We order a small glass each of Pinot Grigio, and tuck into the tapenade and crispbreads that are placed on the table. Delicious! Who can resist the salty tang of an olive dip? Not us, that’s for sure.
The pace here is leisurely, which we like, so it’s a little while before our starters arrive. Not too long, just long enough to make the meal feel like an event. I have the Quinoa, sunflower seed and spring vegetable salad with minted soya yoghurt dressing, which is fresh and delicate with a lovely zing. Philip has the beetroot and goat’s cheese salad with red pepper vinaigrette, which is an absolute delight. It’s deceptively simple looking, but the beetroots – both red and golden – are served in a variety of ways (pickled, roasted and crisped) and the goat’s cheese is mellow and creamy. So far, so (very) good.
Philip has the Armoricaine monkfish, Camargue wild rice and tenderstem broccoli for his main. The fish is well cooked, deliciously meaty, and served with a lip-smackingly savoury sauce.

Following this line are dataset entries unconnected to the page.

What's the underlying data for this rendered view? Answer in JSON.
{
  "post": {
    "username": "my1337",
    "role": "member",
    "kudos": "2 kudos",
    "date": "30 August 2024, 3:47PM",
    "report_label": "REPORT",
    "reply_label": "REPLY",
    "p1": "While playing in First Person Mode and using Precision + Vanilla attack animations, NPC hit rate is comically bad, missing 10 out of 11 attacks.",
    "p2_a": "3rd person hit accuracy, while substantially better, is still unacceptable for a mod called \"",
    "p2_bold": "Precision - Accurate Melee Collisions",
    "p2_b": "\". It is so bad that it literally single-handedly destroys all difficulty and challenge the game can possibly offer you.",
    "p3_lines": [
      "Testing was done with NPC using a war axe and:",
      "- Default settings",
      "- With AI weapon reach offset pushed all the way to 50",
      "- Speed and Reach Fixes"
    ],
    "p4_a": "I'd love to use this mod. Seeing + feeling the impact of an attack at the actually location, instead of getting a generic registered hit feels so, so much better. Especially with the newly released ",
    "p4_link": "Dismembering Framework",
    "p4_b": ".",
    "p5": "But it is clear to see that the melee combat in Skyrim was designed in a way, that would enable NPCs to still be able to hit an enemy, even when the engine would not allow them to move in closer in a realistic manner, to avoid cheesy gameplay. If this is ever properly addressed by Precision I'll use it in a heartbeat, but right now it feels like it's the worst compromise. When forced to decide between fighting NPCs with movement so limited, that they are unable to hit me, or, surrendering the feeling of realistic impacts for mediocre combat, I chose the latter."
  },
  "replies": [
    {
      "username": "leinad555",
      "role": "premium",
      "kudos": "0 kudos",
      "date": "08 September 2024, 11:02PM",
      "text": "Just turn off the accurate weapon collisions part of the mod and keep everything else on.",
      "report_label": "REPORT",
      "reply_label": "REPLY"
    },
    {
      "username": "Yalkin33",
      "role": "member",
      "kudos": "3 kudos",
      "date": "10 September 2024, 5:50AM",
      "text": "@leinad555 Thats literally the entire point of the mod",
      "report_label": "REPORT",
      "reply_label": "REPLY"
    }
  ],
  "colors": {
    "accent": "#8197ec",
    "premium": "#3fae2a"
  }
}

My Shetland mussels with white wine and parsley are pretty good, although, coming so soon after last week’s mussels extraordinaire at the Edinburgh Food Studio, perhaps they are destined not to wow. Still, it’s a generous portion – more than I can eat – and the sauce is rich and decadent. I order a side of fries to accompany the shellfish, and these are fine too (although suspiciously akin to the frozen variety…).
We go off-piste for pud, because the à la carte options are just too appealing. Philip has the classic tarte tatin with a scoop of vanilla ice cream; this is faultless, exactly as you’d expect. I opt for the warm lemon madeleines and cherry compote; this unassuming-sounding dish turns out to be today’s star. There are five madeleines (we could easily have shared; we do, in fact, share…), all hot lemony loveliness, the sponge as light as can be, and the thick sweetness of the cherry compote contrasts with it perfectly.

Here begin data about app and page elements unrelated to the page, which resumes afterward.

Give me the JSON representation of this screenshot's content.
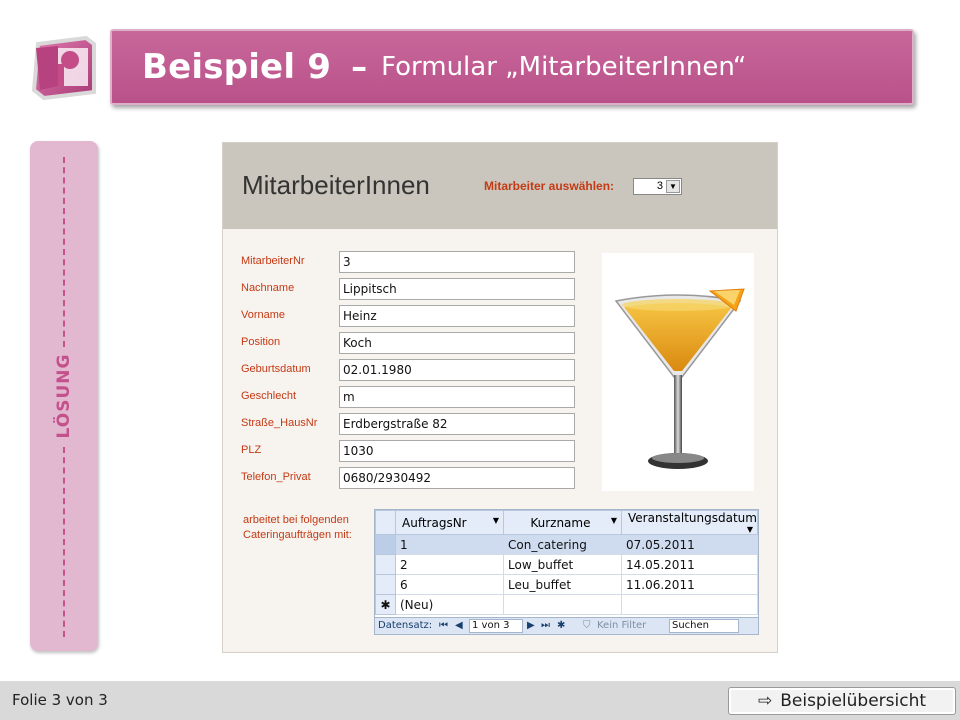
{
  "header": {
    "title_main": "Beispiel 9",
    "title_dash": "–",
    "title_sub": "Formular „MitarbeiterInnen“"
  },
  "sidebar": {
    "label": "LÖSUNG"
  },
  "form": {
    "title": "MitarbeiterInnen",
    "select_label": "Mitarbeiter auswählen:",
    "select_value": "3",
    "fields": [
      {
        "label": "MitarbeiterNr",
        "value": "3"
      },
      {
        "label": "Nachname",
        "value": "Lippitsch"
      },
      {
        "label": "Vorname",
        "value": "Heinz"
      },
      {
        "label": "Position",
        "value": "Koch"
      },
      {
        "label": "Geburtsdatum",
        "value": "02.01.1980"
      },
      {
        "label": "Geschlecht",
        "value": "m"
      },
      {
        "label": "Straße_HausNr",
        "value": "Erdbergstraße 82"
      },
      {
        "label": "PLZ",
        "value": "1030"
      },
      {
        "label": "Telefon_Privat",
        "value": "0680/2930492"
      }
    ],
    "photo_icon": "cocktail-glass-image",
    "subform_label_1": "arbeitet bei folgenden",
    "subform_label_2": "Cateringaufträgen mit:",
    "subform": {
      "headers": [
        "AuftragsNr",
        "Kurzname",
        "Veranstaltungsdatum"
      ],
      "rows": [
        [
          "1",
          "Con_catering",
          "07.05.2011"
        ],
        [
          "2",
          "Low_buffet",
          "14.05.2011"
        ],
        [
          "6",
          "Leu_buffet",
          "11.06.2011"
        ]
      ],
      "new_row_symbol": "✱",
      "new_row_label": "(Neu)"
    },
    "nav": {
      "label": "Datensatz:",
      "position": "1 von 3",
      "filter": "Kein Filter",
      "search": "Suchen"
    }
  },
  "footer": {
    "slide_info": "Folie 3 von 3",
    "overview_arrow": "⇨",
    "overview_label": "Beispielübersicht"
  },
  "colors": {
    "banner": "#c0608f",
    "sidebar": "#e2b8d0",
    "label_red": "#c43a14"
  }
}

We order a second (small) glass of wine, and sit contentedly for a while, enjoying the ambience and bustle of this friendly, attractive restaurant. It’s formal without being fussy, busy without being loud. All in all a lovely place to while away an early afternoon.